Whichever lines include the word "replies", copy them as they appear in the data.

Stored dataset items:

- - - - -

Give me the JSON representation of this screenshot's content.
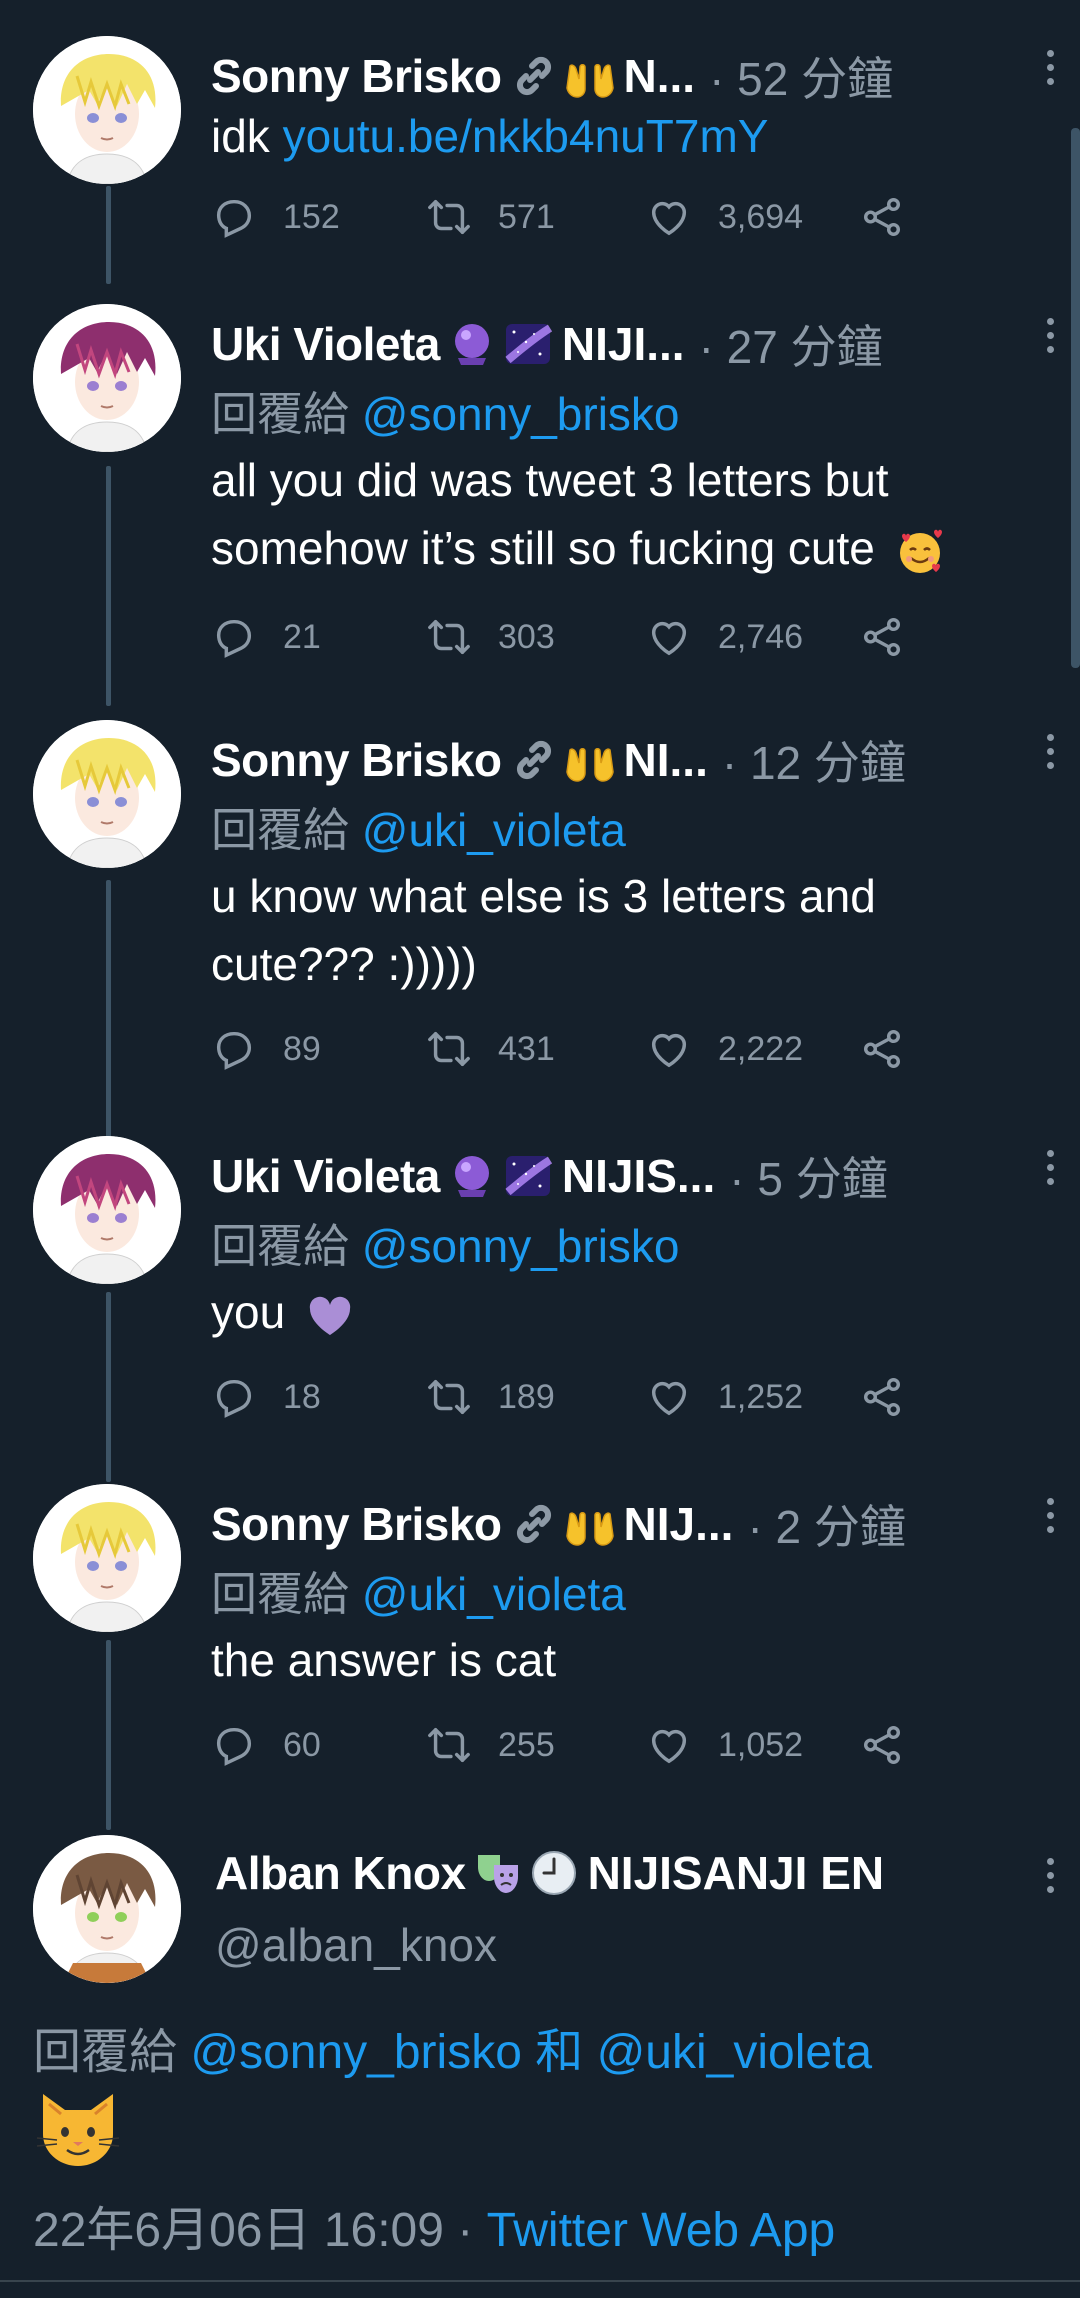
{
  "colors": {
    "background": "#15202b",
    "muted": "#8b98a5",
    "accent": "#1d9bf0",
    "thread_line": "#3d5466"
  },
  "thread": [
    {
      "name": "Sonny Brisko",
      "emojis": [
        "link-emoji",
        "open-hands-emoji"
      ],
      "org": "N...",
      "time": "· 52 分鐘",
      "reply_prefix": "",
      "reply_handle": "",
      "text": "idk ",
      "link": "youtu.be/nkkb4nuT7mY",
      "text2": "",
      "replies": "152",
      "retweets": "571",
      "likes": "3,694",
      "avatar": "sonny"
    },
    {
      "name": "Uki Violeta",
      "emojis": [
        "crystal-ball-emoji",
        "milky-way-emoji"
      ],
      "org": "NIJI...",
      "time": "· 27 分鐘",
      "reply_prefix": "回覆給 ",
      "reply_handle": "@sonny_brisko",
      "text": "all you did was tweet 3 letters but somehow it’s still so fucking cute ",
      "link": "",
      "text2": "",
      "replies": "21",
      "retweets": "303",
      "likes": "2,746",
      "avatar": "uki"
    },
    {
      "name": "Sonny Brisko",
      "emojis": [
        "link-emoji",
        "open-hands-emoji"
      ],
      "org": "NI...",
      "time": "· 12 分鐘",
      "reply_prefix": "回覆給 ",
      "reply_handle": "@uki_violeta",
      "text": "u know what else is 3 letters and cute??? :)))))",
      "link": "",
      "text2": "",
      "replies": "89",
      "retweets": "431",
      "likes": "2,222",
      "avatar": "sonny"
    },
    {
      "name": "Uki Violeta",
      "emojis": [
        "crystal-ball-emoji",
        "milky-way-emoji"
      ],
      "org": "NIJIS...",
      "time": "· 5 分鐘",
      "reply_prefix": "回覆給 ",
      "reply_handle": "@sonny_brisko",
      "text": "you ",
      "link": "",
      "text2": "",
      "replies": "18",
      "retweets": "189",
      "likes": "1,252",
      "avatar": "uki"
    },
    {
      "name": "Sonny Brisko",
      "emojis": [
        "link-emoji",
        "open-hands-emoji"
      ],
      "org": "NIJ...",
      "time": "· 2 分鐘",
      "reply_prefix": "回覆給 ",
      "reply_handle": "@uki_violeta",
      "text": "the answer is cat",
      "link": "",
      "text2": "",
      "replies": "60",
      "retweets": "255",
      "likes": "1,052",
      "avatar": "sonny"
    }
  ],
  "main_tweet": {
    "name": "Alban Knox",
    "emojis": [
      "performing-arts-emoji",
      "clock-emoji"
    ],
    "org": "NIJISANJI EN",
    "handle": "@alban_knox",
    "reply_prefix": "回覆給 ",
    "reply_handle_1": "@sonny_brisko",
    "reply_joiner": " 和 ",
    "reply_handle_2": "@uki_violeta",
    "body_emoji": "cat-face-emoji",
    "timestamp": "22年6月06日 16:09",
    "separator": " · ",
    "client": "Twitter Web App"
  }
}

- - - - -

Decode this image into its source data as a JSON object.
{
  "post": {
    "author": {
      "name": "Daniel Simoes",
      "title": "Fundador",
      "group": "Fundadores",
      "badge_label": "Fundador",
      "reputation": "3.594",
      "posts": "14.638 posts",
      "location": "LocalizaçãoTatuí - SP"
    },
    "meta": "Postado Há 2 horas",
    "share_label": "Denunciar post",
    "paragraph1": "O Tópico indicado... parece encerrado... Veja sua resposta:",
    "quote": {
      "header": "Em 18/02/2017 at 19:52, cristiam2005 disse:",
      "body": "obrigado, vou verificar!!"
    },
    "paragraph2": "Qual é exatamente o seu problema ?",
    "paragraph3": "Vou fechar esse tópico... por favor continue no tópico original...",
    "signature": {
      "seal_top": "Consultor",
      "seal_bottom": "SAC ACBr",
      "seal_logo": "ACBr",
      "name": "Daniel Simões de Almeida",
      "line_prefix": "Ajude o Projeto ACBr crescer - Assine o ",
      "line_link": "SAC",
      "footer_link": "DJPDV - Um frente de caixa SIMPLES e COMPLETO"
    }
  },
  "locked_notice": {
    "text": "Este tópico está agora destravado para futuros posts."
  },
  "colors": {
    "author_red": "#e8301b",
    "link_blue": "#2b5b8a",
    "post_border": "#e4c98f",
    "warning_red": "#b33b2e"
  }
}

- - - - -

- _Result of this exercise_
      "replies": "152",
      "replies": "21",
      "replies": "89",
      "replies": "18",
      "replies": "60",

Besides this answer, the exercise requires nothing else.